  • Medallion of life. Stick this on an individual with decent Nerve and a shooting horde will never shift it. Your opponent either writes the shooting horde off all game or commits considerable resources to taking you out.
  • Boots of Seven Leagues. Mounted Individual + Vanguard + winning first turn roll = shooting horde shut down before your opponent even has a turn. Even if you lose the first turn roll, your opponent has a whole one turns worth of shooting before you start disordering their hordes. Again, get that Individual into cover or terrain just to make sure they survive any initial volley.
  • Wine of Elvenkind. Stick this on a regiment of heavy cavalry. They can move up the board turn 1 (with some support from light cavalry and/or an individual for Inspiring, naturally), make great use of Nimble to get out of firing arcs and then threaten a flank.
  • Brew of Haste. Take a unit with Vanguard and Speed 6. Add another point of speed with the Brew of Haste and deploy them last. That unit has the potential to charge anything in the first turn that’s deployed within 16″ of the centre line (14″ Vanguard move, 14″ charge range). Just the threat of this can force your opponent to deploy their entire army 17″ away from the centre line, rather than 12″, giving you a distinct advantage in scenarios.

Refused Flank
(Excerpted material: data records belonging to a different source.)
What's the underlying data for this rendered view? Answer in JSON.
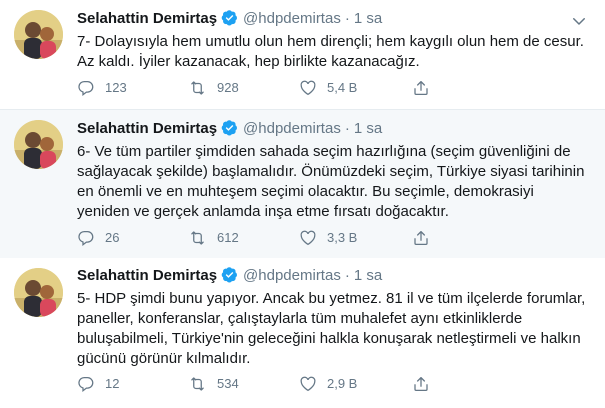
{
  "author": {
    "name": "Selahattin Demirtaş",
    "handle": "@hdpdemirtas",
    "separator": "·",
    "time": "1 sa"
  },
  "tweets": [
    {
      "text": "7- Dolayısıyla hem umutlu olun hem dirençli; hem kaygılı olun hem de cesur. Az kaldı. İyiler kazanacak, hep birlikte kazanacağız.",
      "replies": "123",
      "retweets": "928",
      "likes": "5,4 B"
    },
    {
      "text": "6- Ve tüm partiler şimdiden sahada seçim hazırlığına (seçim güvenliğini de sağlayacak şekilde) başlamalıdır. Önümüzdeki seçim, Türkiye siyasi tarihinin en önemli ve en muhteşem seçimi olacaktır. Bu seçimle, demokrasiyi yeniden ve gerçek anlamda inşa etme fırsatı doğacaktır.",
      "replies": "26",
      "retweets": "612",
      "likes": "3,3 B"
    },
    {
      "text": "5- HDP şimdi bunu yapıyor. Ancak bu yetmez. 81 il ve tüm ilçelerde forumlar, paneller, konferanslar, çalıştaylarla tüm muhalefet aynı etkinliklerde buluşabilmeli, Türkiye'nin geleceğini halkla konuşarak netleştirmeli ve halkın gücünü görünür kılmalıdır.",
      "replies": "12",
      "retweets": "534",
      "likes": "2,9 B"
    }
  ],
  "colors": {
    "verified": "#1da1f2",
    "secondary_text": "#657786",
    "highlight_bg": "#f5f8fa",
    "divider": "#e6ecf0"
  },
  "icons": [
    "verified-badge-icon",
    "caret-down-icon",
    "reply-icon",
    "retweet-icon",
    "like-icon",
    "share-icon"
  ]
}
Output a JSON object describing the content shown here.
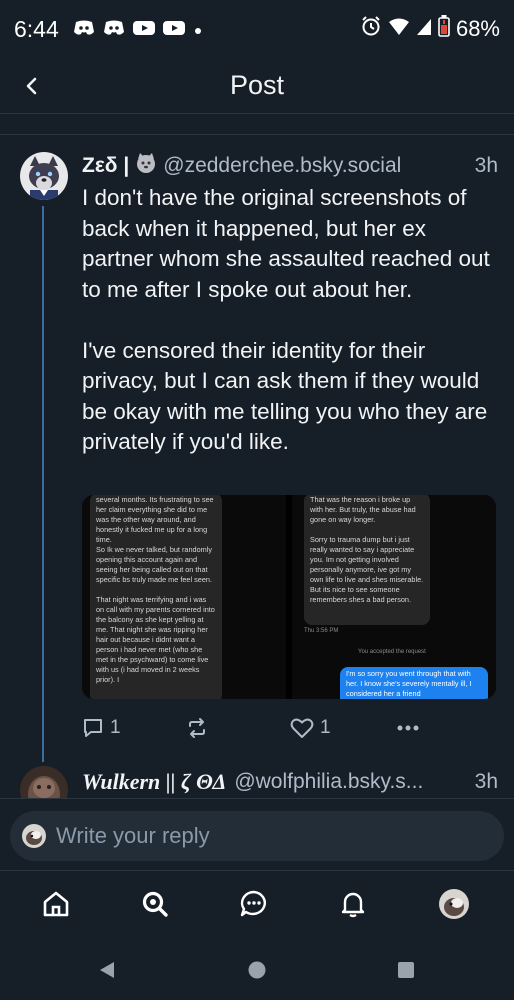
{
  "status_bar": {
    "time": "6:44",
    "battery": "68%"
  },
  "header": {
    "title": "Post"
  },
  "post": {
    "display_name": "Zεδ |",
    "handle": "@zedderchee.bsky.social",
    "time": "3h",
    "paragraphs": [
      "I don't have the original screenshots of back when it happened, but her ex partner whom she assaulted reached out to me after I spoke out about her.",
      "I've censored their identity for their privacy, but I can ask them if they would be okay with me telling you who they are privately if you'd like."
    ],
    "images": {
      "left_messages": [
        "several months. Its frustrating to see her claim everything she did to me was the other way around, and honestly it fucked me up for a long time.",
        "So Ik we never talked, but randomly opening this account again and seeing her being called out on that specific bs truly made me feel seen.",
        "That night was terrifying and i was on call with my parents cornered into the balcony as she kept yelling at me. That night she was ripping her hair out because i didnt want a person i had never met (who she met in the psychward) to come live with us (i had moved in 2 weeks prior). I"
      ],
      "right_messages": [
        "That was the reason i broke up with her. But truly, the abuse had gone on way longer.",
        "Sorry to trauma dump but i just really wanted to say i appreciate you. Im not getting involved personally anymore, ive got my own life to live and shes miserable. But its nice to see someone remembers shes a bad person."
      ],
      "timestamp": "Thu 3:56 PM",
      "accepted": "You accepted the request",
      "sent_message": "I'm so sorry you went through that with her. I know she's severely mentally ill, I considered her a friend"
    },
    "reply_count": "1",
    "like_count": "1"
  },
  "reply": {
    "display_name": "Wulkern || ζ ΘΔ",
    "handle": "@wolfphilia.bsky.s...",
    "time": "3h"
  },
  "composer": {
    "placeholder": "Write your reply"
  },
  "colors": {
    "background": "#161e27",
    "thread_line": "#3c6f9d",
    "secondary_text": "#aebbc9",
    "sent_bubble": "#1d82f0"
  }
}
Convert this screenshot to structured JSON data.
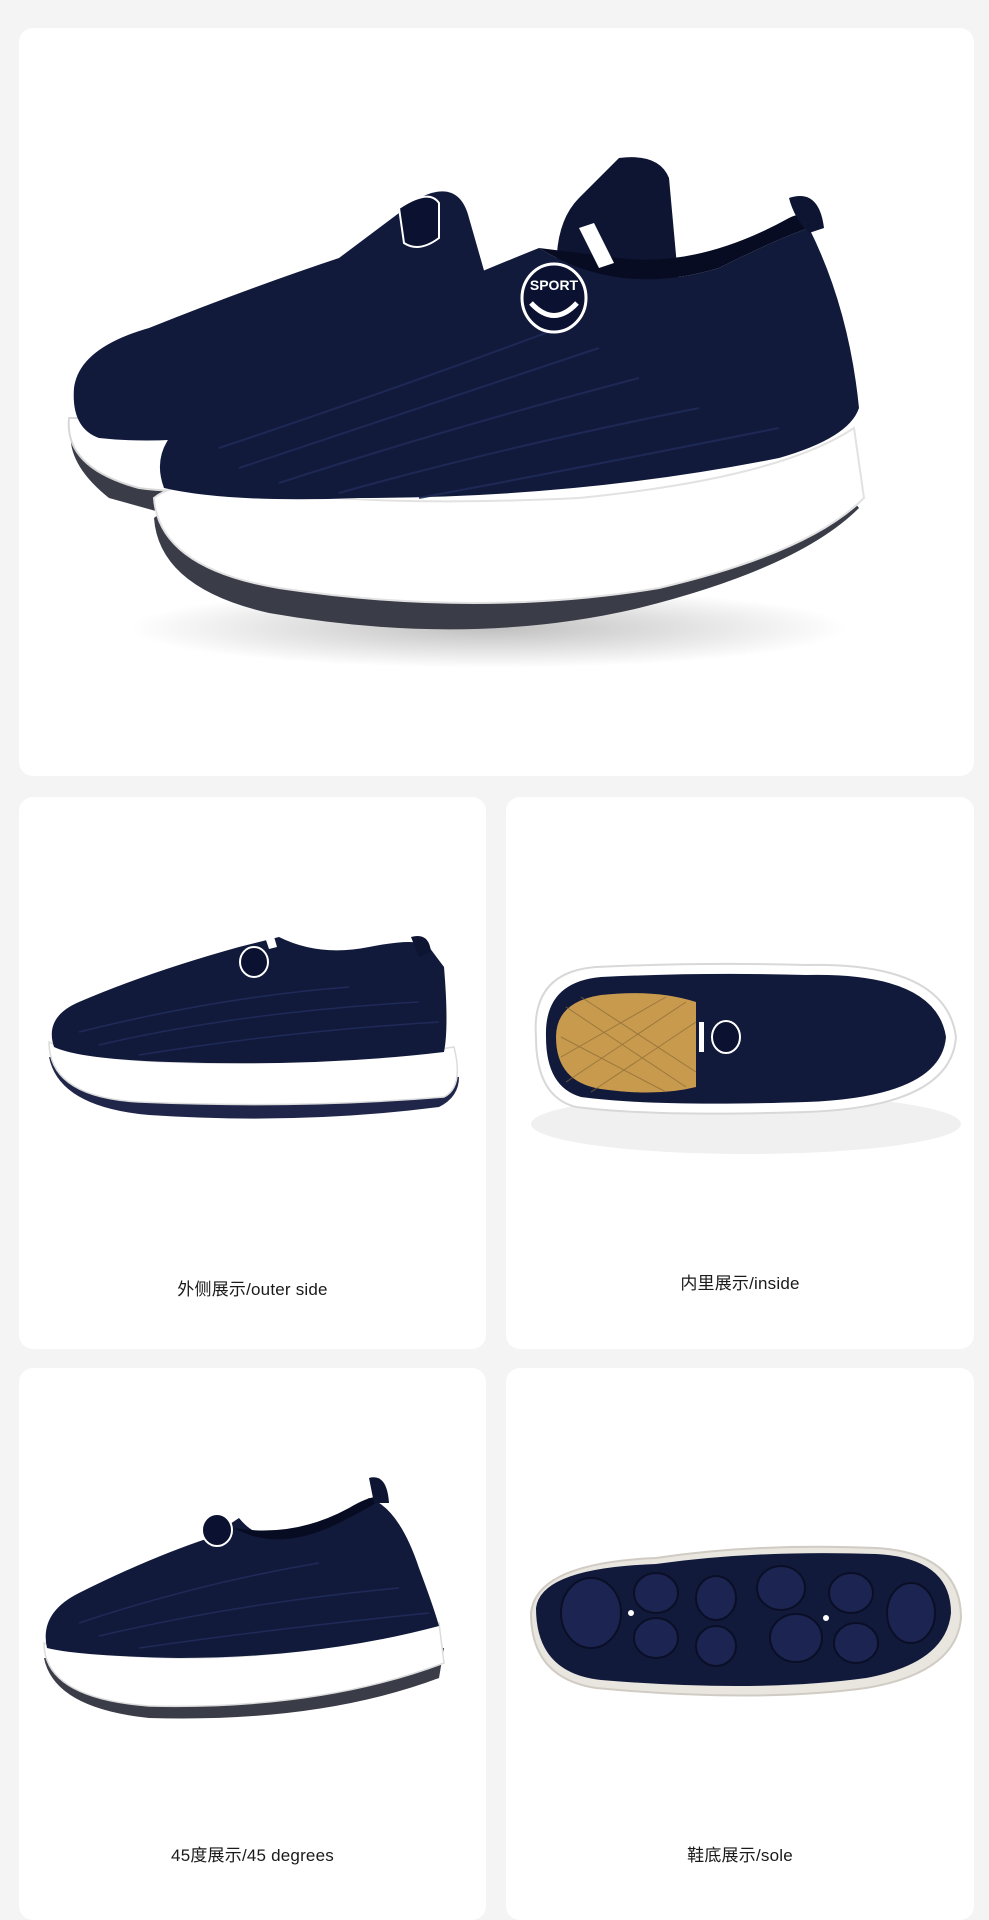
{
  "colors": {
    "background": "#f4f4f4",
    "card": "#ffffff",
    "shoe_upper": "#121a3c",
    "sole": "#ffffff",
    "outsole": "#3a3d48",
    "insole": "#c79a4e"
  },
  "hero": {
    "logo_text": "SPORT"
  },
  "views": [
    {
      "caption": "外侧展示/outer side"
    },
    {
      "caption": "内里展示/inside"
    },
    {
      "caption": "45度展示/45 degrees"
    },
    {
      "caption": "鞋底展示/sole"
    }
  ]
}
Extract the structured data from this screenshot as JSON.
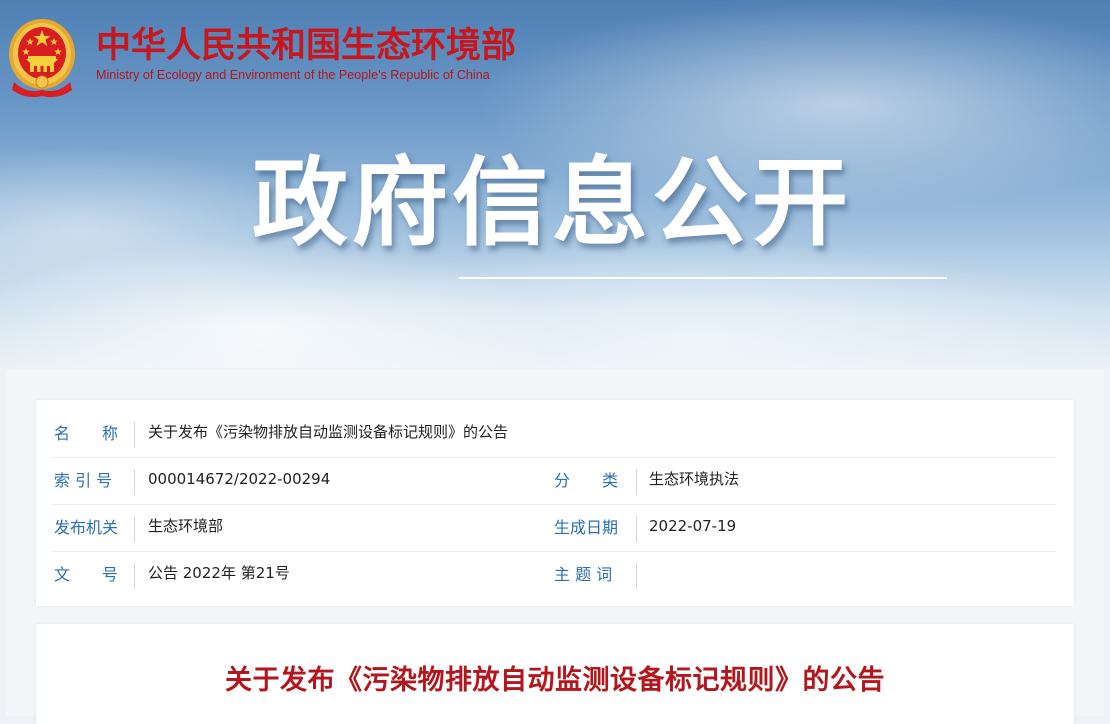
{
  "header": {
    "ministry_cn": "中华人民共和国生态环境部",
    "ministry_en": "Ministry of Ecology and Environment of the People's Republic of China",
    "banner_title": "政府信息公开",
    "emblem_icon": "national-emblem-icon"
  },
  "info": {
    "name_label": "名　　称",
    "name_value": "关于发布《污染物排放自动监测设备标记规则》的公告",
    "index_label": "索 引 号",
    "index_value": "000014672/2022-00294",
    "category_label": "分　　类",
    "category_value": "生态环境执法",
    "issuer_label": "发布机关",
    "issuer_value": "生态环境部",
    "date_label": "生成日期",
    "date_value": "2022-07-19",
    "doc_no_label": "文　　号",
    "doc_no_value": "公告 2022年 第21号",
    "keywords_label": "主 题 词",
    "keywords_value": ""
  },
  "article": {
    "title": "关于发布《污染物排放自动监测设备标记规则》的公告"
  },
  "colors": {
    "brand_red": "#c8161d",
    "label_blue": "#2b6fb6",
    "title_red": "#b3161c"
  }
}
A typical gunline army will spread out along the width of the board in order to bring as much shooting to bear as possible. With most shooting units being range 24″, you can easily counter this by deploying most of your units in a tight formation on one flank. In order to shoot you with units that are on the other end of the board, your opponent will need to spend several turns moving up and bringing units to bear. Meanwhile you strike at the units opposite your deployment with the full force of your entire army, wiping them out and sweeping round on your opponents flanks.

You can throw your opponent off by first deploying a unit or two on either end of your set-up area. By that point your opponent will probably begin deploying their big guns and you can maximise your setup by deploying your main force where the big guns either can’t see, can’t reach or will suffer cover modifiers shooting to.

Don’t think that the decoy units you set up first are now useless – far from it. Hold them back, far enough that they can’t be shot, but close enough that if your opponent tries to pivot to face your main force, they’ll expose their flanks to your decoys. This can mean sitting outside the normal 24″ range, but if your opponent turns their units, dash forward (out of arc) and threaten their flank or rear. They’ll have to make the difficult decision to either turn back to face your decoys, or continue advancing towards your main force and take the flank & rear charges from your decoys.


Gunlines can be scary. They can be very intimidating to the new player and when you first go up against them. However, with a few cunning tactics they can easily be overcome. Keep a level head, shut down as much of the shooting as you can and reduce the effectiveness of the units you can’t by getting cover or forcing them to pivot or relocate etc. Once you’ve cracked the few basic tactics, you can very easily beat pure gunlines even in a Kill based scenario. Once your opponent realises this, they’ll start taking more balanced armies.